On average, it takes about 6 months for a breastfeeding mom to begin having periods. You will be more likely to have a period while breastfeeding if these scenarios happen:

  • Your baby is eating solid food as well as breastfeeding.
  • Your baby is sleeping more than 4 hours in the daytime or more than 6 hours during the night.
  • Your baby uses a pacifier.
  • Your baby isn't eating very much in the daytime and eats less per time.

You will be less likely to have a period while breastfeeding if these things are true:

  • Your baby sleeps in the same bed with you.
  • You feed your baby many times in the daytime without solids or formula.
  • Your baby suckles for comfort and not just for eating.
  • You keep your baby in a sling with you in the daytime.

The time will also be affected by how much progesterone you have circulating in your body. If you have low progesterone levels, you may get your periods sooner than those women with high progesterone levels.

Will Breastfeeding Be Different After Period Comes Back?

A few women will notice nothing different when it comes to the period during breastfeeding. Some women will notice a few changes, including:

  • A brief loss of breastmilk just before getting the period and for a bit of the time during the period.
  • Tenderness of the nipples upon ovulating and having the period while breastfeeding.
  • The baby may eat less because of a change in what the breastmilk tastes like.
  • The baby may want to eat more because of a reduction in the supply of milk.
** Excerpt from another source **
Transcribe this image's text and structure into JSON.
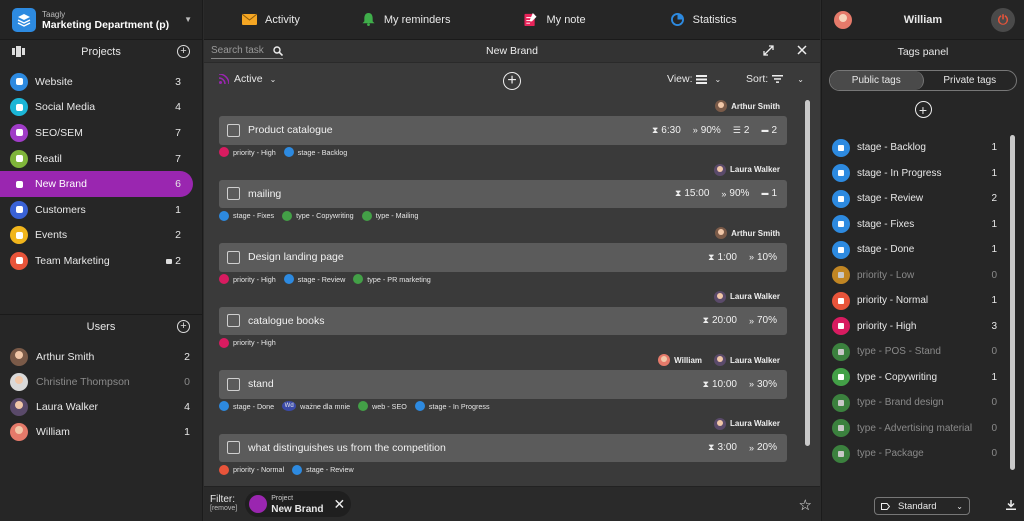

Most of the changes are brief and will not be very noticeable. It all depends on your hormone levels. After you have had your period for a couple of days, the breastfeeding will seem the same as before and you won't notice anything.

Heavy Period While Breastfeeding Just a Few Days After Giving Birth?

This is a normal phenomenon, more related to having just given birth than actually having a period. You will have built up a lot of blood while you were pregnant, so this amount of blood loss is not considered dangerous.

This kind of bleeding occurs because the placenta has detached from the uterus and there are blood vessels that are not exposed and will bleed from the lining of the uterus. When the placenta comes out, the uterus will tightly contract so that the blood vessels are cut off and the bleeding will be reduced.

This phenomenon is also called lochia. It is like menstrual period bleeding but is quite a bit heavier than a regular period and contains tissue and mucus coming from the uterus right after birth. This starts up a few hours after birth and lasts as long as 2-3 weeks. Some women, however, will experience this type of bleeding for at least six weeks after giving birth.

You will experience lochia initially as bright red bleeding for about 4-10 days. After this period of time, the lochia will lighten and become pinker in color. Gradually, it will come to be a yellow or white color and will eventually fade away.

What to Do About It

Lochia isn't a health problem and should be considered normal. It will go away without having to do anything. But there are some things you can do to make lochia not as much of a problem. These include:

  • Try to rest as much as you are able. Excessive standing or walking will make the lochia flow more.
  • Make sure you buy the heaviest maxi pads available, so you won't have any leakage.
  • Stay away from tampons in the first 6 weeks after you have the baby. Tampons can be dangerous right after birth because they allow bacteria to breed within the vaginal and uterine area, resulting in an uncomfortable infection.

If you think your bleeding is related with lochia, watch the video below to get more info about it: